• _PROBLEM DETAILS_
Write the records out once more, so that nothing differs from the original.

BEGIN SUPPLIED MATERIAL

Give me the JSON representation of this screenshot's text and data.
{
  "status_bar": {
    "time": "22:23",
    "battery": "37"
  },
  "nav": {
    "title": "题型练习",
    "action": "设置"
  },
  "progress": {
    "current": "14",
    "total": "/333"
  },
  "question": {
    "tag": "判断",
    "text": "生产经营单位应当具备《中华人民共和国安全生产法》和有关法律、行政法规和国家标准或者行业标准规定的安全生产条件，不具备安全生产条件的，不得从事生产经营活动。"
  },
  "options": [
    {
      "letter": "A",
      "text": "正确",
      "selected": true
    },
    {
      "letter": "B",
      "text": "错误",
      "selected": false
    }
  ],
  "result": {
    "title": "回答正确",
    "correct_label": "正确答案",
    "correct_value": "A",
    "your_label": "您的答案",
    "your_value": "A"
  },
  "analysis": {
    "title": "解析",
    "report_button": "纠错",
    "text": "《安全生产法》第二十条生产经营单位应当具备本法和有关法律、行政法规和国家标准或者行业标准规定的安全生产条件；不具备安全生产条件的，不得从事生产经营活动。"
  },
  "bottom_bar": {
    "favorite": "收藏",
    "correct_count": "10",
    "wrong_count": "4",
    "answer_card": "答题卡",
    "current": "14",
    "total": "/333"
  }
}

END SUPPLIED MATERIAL

• _COMPLETED TASK_
Give me the JSON representation of this screenshot's text and data.
{
  "status_bar": {
    "time": "22:23",
    "battery": "37"
  },
  "nav": {
    "title": "题型练习",
    "action": "设置"
  },
  "progress": {
    "current": "14",
    "total": "/333"
  },
  "question": {
    "tag": "判断",
    "text": "生产经营单位应当具备《中华人民共和国安全生产法》和有关法律、行政法规和国家标准或者行业标准规定的安全生产条件，不具备安全生产条件的，不得从事生产经营活动。"
  },
  "options": [
    {
      "letter": "A",
      "text": "正确",
      "selected": true
    },
    {
      "letter": "B",
      "text": "错误",
      "selected": false
    }
  ],
  "result": {
    "title": "回答正确",
    "correct_label": "正确答案",
    "correct_value": "A",
    "your_label": "您的答案",
    "your_value": "A"
  },
  "analysis": {
    "title": "解析",
    "report_button": "纠错",
    "text": "《安全生产法》第二十条生产经营单位应当具备本法和有关法律、行政法规和国家标准或者行业标准规定的安全生产条件；不具备安全生产条件的，不得从事生产经营活动。"
  },
  "bottom_bar": {
    "favorite": "收藏",
    "correct_count": "10",
    "wrong_count": "4",
    "answer_card": "答题卡",
    "current": "14",
    "total": "/333"
  }
}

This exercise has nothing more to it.